Share this post


Link to post
Share on other sites

It will not work. I am sorry and I hate so say this but nobody pays attention to signs in Mexico. It is their culture and that is the way it will be for a long time until the culture changes with time and education.

Example: Signs and Trash cans placed by Ajijic Limpio are ignored. They steel the cans and ignore all signs.

I don't know how long you've lived here, but the one sign/law that's more or less obeyed is ........the traffic lights and a few others where people of all cultures can be fined or towed. We all know why.

It has teeth.

This assumption about "their culture" is being used by a few too many people who actually know little about it. In fact, just like NOB, people tend to obey signs and laws that can be, and are, enforced with the threat of punishment or fines. It's not about culture, it's about human nature.

I'm not in favor of signs, since they don't improve the looks of things and are generally useless in affecting behavior.

Share this post


Link to post
Share on other sites

Hector is not enough. You need to get elected those who have an impact on the monies in local government. Maybe it's time for your own party, as there is so much corruption in the existing ones. Otherwise, YOU are paying the bill for all that you want done and changed to make Mexico more like you prefer it.

"as is latinos becoming citizens where they live up north." You can see how these have used the vote and party inpact to make some places NOB more like they prefer it.

Interesting point. However, most of the expats I've talked to aren't committed to remaining here for the rest of their lives, which is why they probably are not going to go the whole mile to become voting citizens. Even if they do, I don't believe they can hold public office, unlike the situation in the United States. Please correct me if I'm wrong about the last.

I'm entering my tenth year here and intend to stay unless something VERY unforeseen happens. During that time, a number of people I've been acquainted with have gone back NOB for various reasons: family matters, health, money.... and just plain fear.

They'll never be running the show here. They will, however, complain......a lot. :huh:

Share this post


Link to post
Share on other sites

I'll check with my attorney monday as to whether naturalized citizens can hold office. I believe in the US only the president must be native born. will report back monday

Share this post


Link to post
Share on other sites

Found this on Google:

" 4. Run for some Mexican Governmental Offices." ......with citizenship

So there you go. Now, getting elected might pose a demographic problem. :unsure:

Share this post


Link to post
Share on other sites
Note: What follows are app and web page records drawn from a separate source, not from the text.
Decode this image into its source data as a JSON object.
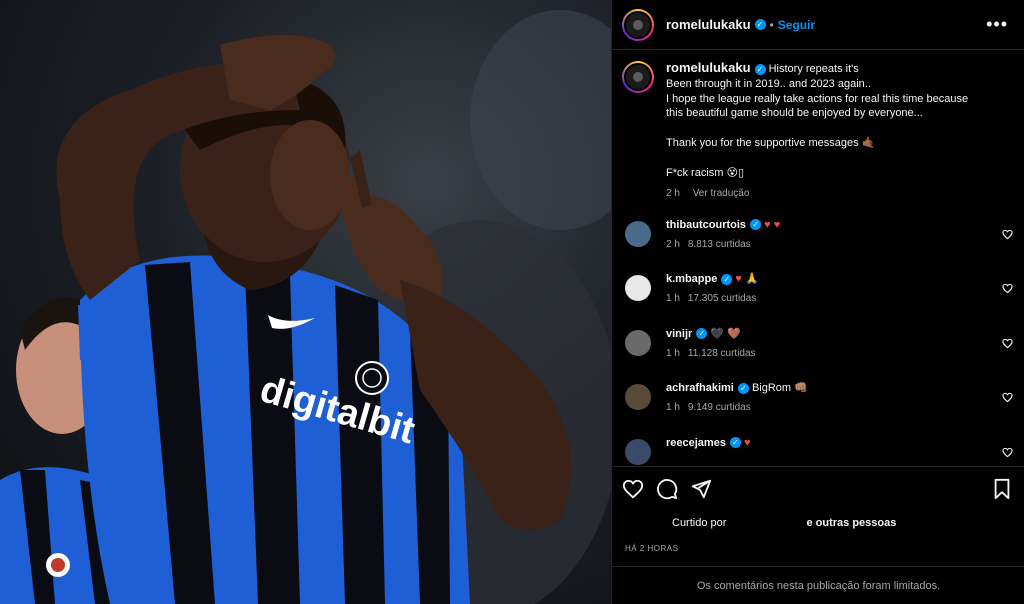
{
  "post": {
    "author": "romelulukaku",
    "separator": "•",
    "follow_label": "Seguir",
    "more_icon": "more-horizontal-icon",
    "photo_text": "digitalbit",
    "caption": {
      "line1": "History repeats it's",
      "line2": "Been through it in 2019.. and 2023 again..",
      "line3": "I hope the league really take actions for real this time because",
      "line4": "this beautiful game should be enjoyed by everyone...",
      "line5": "Thank you for the supportive messages 🤙🏾",
      "line6": "F*ck racism 😵▯",
      "time": "2 h",
      "translate": "Ver tradução"
    }
  },
  "comments": [
    {
      "user": "thibautcourtois",
      "text": "♥ ♥",
      "time": "2 h",
      "likes": "8.813 curtidas",
      "avatar_color": "#4a6a8a"
    },
    {
      "user": "k.mbappe",
      "text": "♥ 🙏",
      "time": "1 h",
      "likes": "17.305 curtidas",
      "avatar_color": "#e8e8e8"
    },
    {
      "user": "vinijr",
      "text": "🖤 🤎",
      "time": "1 h",
      "likes": "11.128 curtidas",
      "avatar_color": "#6a6a6a"
    },
    {
      "user": "achrafhakimi",
      "text": "BigRom 👊🏽",
      "time": "1 h",
      "likes": "9.149 curtidas",
      "avatar_color": "#5a4a3a"
    },
    {
      "user": "reecejames",
      "text": "♥",
      "time": "",
      "likes": "",
      "avatar_color": "#3a4a6a"
    }
  ],
  "footer": {
    "liked_by": "Curtido por",
    "others": "e outras pessoas",
    "timestamp": "HÁ 2 HORAS",
    "comments_limited": "Os comentários nesta publicação foram limitados."
  },
  "colors": {
    "accent": "#0095f6",
    "heart": "#ed4956",
    "jersey_blue": "#1f5fd6",
    "jersey_black": "#0b0b14"
  }
}
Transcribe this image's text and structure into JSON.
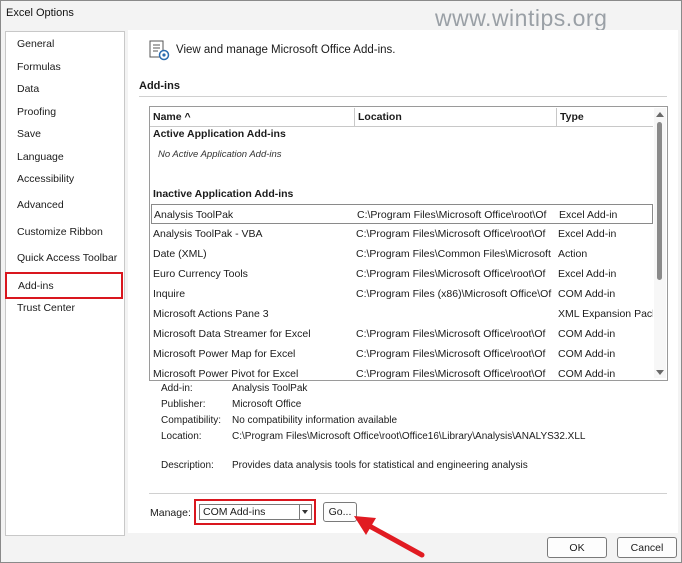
{
  "window": {
    "title": "Excel Options",
    "watermark": "www.wintips.org"
  },
  "sidebar": {
    "items": [
      {
        "label": "General"
      },
      {
        "label": "Formulas"
      },
      {
        "label": "Data"
      },
      {
        "label": "Proofing"
      },
      {
        "label": "Save"
      },
      {
        "label": "Language"
      },
      {
        "label": "Accessibility"
      },
      {
        "label": "Advanced"
      },
      {
        "label": "Customize Ribbon"
      },
      {
        "label": "Quick Access Toolbar"
      },
      {
        "label": "Add-ins",
        "selected": true
      },
      {
        "label": "Trust Center"
      }
    ]
  },
  "header": {
    "icon": "addins-gear-icon",
    "text": "View and manage Microsoft Office Add-ins."
  },
  "section": {
    "label": "Add-ins"
  },
  "table": {
    "columns": [
      "Name ^",
      "Location",
      "Type"
    ],
    "active_group": "Active Application Add-ins",
    "active_none": "No Active Application Add-ins",
    "inactive_group": "Inactive Application Add-ins",
    "rows": [
      {
        "name": "Analysis ToolPak",
        "location": "C:\\Program Files\\Microsoft Office\\root\\Of",
        "type": "Excel Add-in"
      },
      {
        "name": "Analysis ToolPak - VBA",
        "location": "C:\\Program Files\\Microsoft Office\\root\\Of",
        "type": "Excel Add-in"
      },
      {
        "name": "Date (XML)",
        "location": "C:\\Program Files\\Common Files\\Microsoft",
        "type": "Action"
      },
      {
        "name": "Euro Currency Tools",
        "location": "C:\\Program Files\\Microsoft Office\\root\\Of",
        "type": "Excel Add-in"
      },
      {
        "name": "Inquire",
        "location": "C:\\Program Files (x86)\\Microsoft Office\\Of",
        "type": "COM Add-in"
      },
      {
        "name": "Microsoft Actions Pane 3",
        "location": "",
        "type": "XML Expansion Pack"
      },
      {
        "name": "Microsoft Data Streamer for Excel",
        "location": "C:\\Program Files\\Microsoft Office\\root\\Of",
        "type": "COM Add-in"
      },
      {
        "name": "Microsoft Power Map for Excel",
        "location": "C:\\Program Files\\Microsoft Office\\root\\Of",
        "type": "COM Add-in"
      },
      {
        "name": "Microsoft Power Pivot for Excel",
        "location": "C:\\Program Files\\Microsoft Office\\root\\Of",
        "type": "COM Add-in"
      }
    ]
  },
  "details": {
    "addin_label": "Add-in:",
    "addin_value": "Analysis ToolPak",
    "publisher_label": "Publisher:",
    "publisher_value": "Microsoft Office",
    "compat_label": "Compatibility:",
    "compat_value": "No compatibility information available",
    "location_label": "Location:",
    "location_value": "C:\\Program Files\\Microsoft Office\\root\\Office16\\Library\\Analysis\\ANALYS32.XLL",
    "desc_label": "Description:",
    "desc_value": "Provides data analysis tools for statistical and engineering analysis"
  },
  "manage": {
    "label": "Manage:",
    "selected": "COM Add-ins",
    "go_label": "Go..."
  },
  "footer": {
    "ok_label": "OK",
    "cancel_label": "Cancel"
  },
  "colors": {
    "highlight_red": "#d9161e",
    "arrow_red": "#e11b22"
  }
}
I can't see why those who have opted for Mexican citizenship can't organize a group of representatives that can directly and politically adress their concerns to the local government.

Share this post


Link to post
Share on other sites

I can't see why those who have opted for Mexican citizenship can't organize a group of representatives that can directly and politically adress their concerns to the local government.

Would the naturalized Mexican citizens among us who are interested in forming a committee to do this please raise their hands? Enough for a baseball team?

Next question? What, exactly, are these concerns? Is the cause do-able?

Share this post


Link to post
Share on other sites

the US busy bodies are @it again! but remember, alienate the wrong person, well......you know the rest. what ever happened to tennis & bridge? keep me posted, its a comical mini seris.

Share this post


Link to post
Share on other sites

Join the conversation

You can post now and register later. If you have an account, sign in now to post with your account.

Guest
Reply to this topic...

×   Pasted as rich text.   Paste as plain text instead

  Only 75 emoji are allowed.

×   Your link has been automatically embedded.   Display as a link instead

×   Your previous content has been restored.   Clear editor

×   You cannot paste images directly. Upload or insert images from URL.


×
×
  • Create New...